BEGIN DATA SHOWN

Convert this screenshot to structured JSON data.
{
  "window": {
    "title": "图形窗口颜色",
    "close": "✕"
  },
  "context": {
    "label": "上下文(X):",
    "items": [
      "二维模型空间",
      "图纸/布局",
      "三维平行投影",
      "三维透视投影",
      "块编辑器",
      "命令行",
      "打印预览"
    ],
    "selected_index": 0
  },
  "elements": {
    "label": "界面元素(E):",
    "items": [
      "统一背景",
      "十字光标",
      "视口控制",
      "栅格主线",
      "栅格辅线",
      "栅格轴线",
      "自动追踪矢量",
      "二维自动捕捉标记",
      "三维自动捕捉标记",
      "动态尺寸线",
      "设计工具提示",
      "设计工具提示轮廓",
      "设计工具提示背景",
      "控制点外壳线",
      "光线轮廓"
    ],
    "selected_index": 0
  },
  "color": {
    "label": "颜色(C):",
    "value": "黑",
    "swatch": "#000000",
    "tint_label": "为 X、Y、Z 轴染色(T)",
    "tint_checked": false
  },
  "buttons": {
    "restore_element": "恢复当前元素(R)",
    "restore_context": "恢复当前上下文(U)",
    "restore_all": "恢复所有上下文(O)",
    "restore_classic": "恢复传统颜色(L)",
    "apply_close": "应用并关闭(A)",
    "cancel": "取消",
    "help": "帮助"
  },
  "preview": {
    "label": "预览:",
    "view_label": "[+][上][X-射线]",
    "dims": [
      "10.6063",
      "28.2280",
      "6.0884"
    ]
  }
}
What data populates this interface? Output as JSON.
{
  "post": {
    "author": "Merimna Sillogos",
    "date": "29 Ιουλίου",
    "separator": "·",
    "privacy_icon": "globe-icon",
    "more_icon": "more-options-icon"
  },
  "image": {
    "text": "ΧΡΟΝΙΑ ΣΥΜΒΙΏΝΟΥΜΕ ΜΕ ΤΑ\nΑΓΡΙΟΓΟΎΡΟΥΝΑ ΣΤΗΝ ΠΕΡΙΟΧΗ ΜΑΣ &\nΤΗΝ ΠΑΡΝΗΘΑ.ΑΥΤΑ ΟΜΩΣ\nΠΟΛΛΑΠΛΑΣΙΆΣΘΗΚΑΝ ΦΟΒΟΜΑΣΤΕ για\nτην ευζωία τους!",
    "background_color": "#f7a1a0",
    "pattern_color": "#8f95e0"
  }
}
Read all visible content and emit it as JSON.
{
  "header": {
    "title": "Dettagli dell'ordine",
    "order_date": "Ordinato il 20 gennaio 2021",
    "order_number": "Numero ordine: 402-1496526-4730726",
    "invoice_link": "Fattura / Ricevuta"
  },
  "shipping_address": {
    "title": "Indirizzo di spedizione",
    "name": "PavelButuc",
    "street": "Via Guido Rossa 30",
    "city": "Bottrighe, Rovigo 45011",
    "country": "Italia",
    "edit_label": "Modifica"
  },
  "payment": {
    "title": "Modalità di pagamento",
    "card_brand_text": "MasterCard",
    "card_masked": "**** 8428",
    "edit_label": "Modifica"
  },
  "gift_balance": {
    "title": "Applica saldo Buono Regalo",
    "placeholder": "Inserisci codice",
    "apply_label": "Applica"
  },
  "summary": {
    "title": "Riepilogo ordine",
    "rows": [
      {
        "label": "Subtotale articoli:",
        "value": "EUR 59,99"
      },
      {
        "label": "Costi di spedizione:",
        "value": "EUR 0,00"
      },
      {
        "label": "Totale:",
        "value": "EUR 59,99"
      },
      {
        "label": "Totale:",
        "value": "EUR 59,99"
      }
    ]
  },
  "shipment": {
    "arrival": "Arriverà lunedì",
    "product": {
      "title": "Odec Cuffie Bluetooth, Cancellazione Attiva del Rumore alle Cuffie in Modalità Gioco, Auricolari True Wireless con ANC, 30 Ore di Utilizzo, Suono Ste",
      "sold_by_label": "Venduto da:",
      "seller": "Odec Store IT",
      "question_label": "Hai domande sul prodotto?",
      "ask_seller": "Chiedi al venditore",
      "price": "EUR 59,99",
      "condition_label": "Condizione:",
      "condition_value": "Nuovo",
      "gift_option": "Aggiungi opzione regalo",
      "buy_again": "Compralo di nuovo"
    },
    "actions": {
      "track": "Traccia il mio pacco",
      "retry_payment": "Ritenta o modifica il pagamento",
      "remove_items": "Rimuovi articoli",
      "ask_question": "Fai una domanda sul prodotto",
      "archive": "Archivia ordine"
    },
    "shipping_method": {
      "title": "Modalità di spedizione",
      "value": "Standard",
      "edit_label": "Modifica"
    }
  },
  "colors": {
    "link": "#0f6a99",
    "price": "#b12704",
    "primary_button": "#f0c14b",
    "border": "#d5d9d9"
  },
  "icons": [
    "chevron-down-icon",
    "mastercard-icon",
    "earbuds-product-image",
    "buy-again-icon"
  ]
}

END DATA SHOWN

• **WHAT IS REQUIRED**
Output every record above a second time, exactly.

• **RESPONSE AREA**
Convert this screenshot to structured JSON data.
{
  "window": {
    "title": "图形窗口颜色",
    "close": "✕"
  },
  "context": {
    "label": "上下文(X):",
    "items": [
      "二维模型空间",
      "图纸/布局",
      "三维平行投影",
      "三维透视投影",
      "块编辑器",
      "命令行",
      "打印预览"
    ],
    "selected_index": 0
  },
  "elements": {
    "label": "界面元素(E):",
    "items": [
      "统一背景",
      "十字光标",
      "视口控制",
      "栅格主线",
      "栅格辅线",
      "栅格轴线",
      "自动追踪矢量",
      "二维自动捕捉标记",
      "三维自动捕捉标记",
      "动态尺寸线",
      "设计工具提示",
      "设计工具提示轮廓",
      "设计工具提示背景",
      "控制点外壳线",
      "光线轮廓"
    ],
    "selected_index": 0
  },
  "color": {
    "label": "颜色(C):",
    "value": "黑",
    "swatch": "#000000",
    "tint_label": "为 X、Y、Z 轴染色(T)",
    "tint_checked": false
  },
  "buttons": {
    "restore_element": "恢复当前元素(R)",
    "restore_context": "恢复当前上下文(U)",
    "restore_all": "恢复所有上下文(O)",
    "restore_classic": "恢复传统颜色(L)",
    "apply_close": "应用并关闭(A)",
    "cancel": "取消",
    "help": "帮助"
  },
  "preview": {
    "label": "预览:",
    "view_label": "[+][上][X-射线]",
    "dims": [
      "10.6063",
      "28.2280",
      "6.0884"
    ]
  }
}
What data populates this interface? Output as JSON.
{
  "post": {
    "author": "Merimna Sillogos",
    "date": "29 Ιουλίου",
    "separator": "·",
    "privacy_icon": "globe-icon",
    "more_icon": "more-options-icon"
  },
  "image": {
    "text": "ΧΡΟΝΙΑ ΣΥΜΒΙΏΝΟΥΜΕ ΜΕ ΤΑ\nΑΓΡΙΟΓΟΎΡΟΥΝΑ ΣΤΗΝ ΠΕΡΙΟΧΗ ΜΑΣ &\nΤΗΝ ΠΑΡΝΗΘΑ.ΑΥΤΑ ΟΜΩΣ\nΠΟΛΛΑΠΛΑΣΙΆΣΘΗΚΑΝ ΦΟΒΟΜΑΣΤΕ για\nτην ευζωία τους!",
    "background_color": "#f7a1a0",
    "pattern_color": "#8f95e0"
  }
}
Read all visible content and emit it as JSON.
{
  "header": {
    "title": "Dettagli dell'ordine",
    "order_date": "Ordinato il 20 gennaio 2021",
    "order_number": "Numero ordine: 402-1496526-4730726",
    "invoice_link": "Fattura / Ricevuta"
  },
  "shipping_address": {
    "title": "Indirizzo di spedizione",
    "name": "PavelButuc",
    "street": "Via Guido Rossa 30",
    "city": "Bottrighe, Rovigo 45011",
    "country": "Italia",
    "edit_label": "Modifica"
  },
  "payment": {
    "title": "Modalità di pagamento",
    "card_brand_text": "MasterCard",
    "card_masked": "**** 8428",
    "edit_label": "Modifica"
  },
  "gift_balance": {
    "title": "Applica saldo Buono Regalo",
    "placeholder": "Inserisci codice",
    "apply_label": "Applica"
  },
  "summary": {
    "title": "Riepilogo ordine",
    "rows": [
      {
        "label": "Subtotale articoli:",
        "value": "EUR 59,99"
      },
      {
        "label": "Costi di spedizione:",
        "value": "EUR 0,00"
      },
      {
        "label": "Totale:",
        "value": "EUR 59,99"
      },
      {
        "label": "Totale:",
        "value": "EUR 59,99"
      }
    ]
  },
  "shipment": {
    "arrival": "Arriverà lunedì",
    "product": {
      "title": "Odec Cuffie Bluetooth, Cancellazione Attiva del Rumore alle Cuffie in Modalità Gioco, Auricolari True Wireless con ANC, 30 Ore di Utilizzo, Suono Ste",
      "sold_by_label": "Venduto da:",
      "seller": "Odec Store IT",
      "question_label": "Hai domande sul prodotto?",
      "ask_seller": "Chiedi al venditore",
      "price": "EUR 59,99",
      "condition_label": "Condizione:",
      "condition_value": "Nuovo",
      "gift_option": "Aggiungi opzione regalo",
      "buy_again": "Compralo di nuovo"
    },
    "actions": {
      "track": "Traccia il mio pacco",
      "retry_payment": "Ritenta o modifica il pagamento",
      "remove_items": "Rimuovi articoli",
      "ask_question": "Fai una domanda sul prodotto",
      "archive": "Archivia ordine"
    },
    "shipping_method": {
      "title": "Modalità di spedizione",
      "value": "Standard",
      "edit_label": "Modifica"
    }
  },
  "colors": {
    "link": "#0f6a99",
    "price": "#b12704",
    "primary_button": "#f0c14b",
    "border": "#d5d9d9"
  },
  "icons": [
    "chevron-down-icon",
    "mastercard-icon",
    "earbuds-product-image",
    "buy-again-icon"
  ]
}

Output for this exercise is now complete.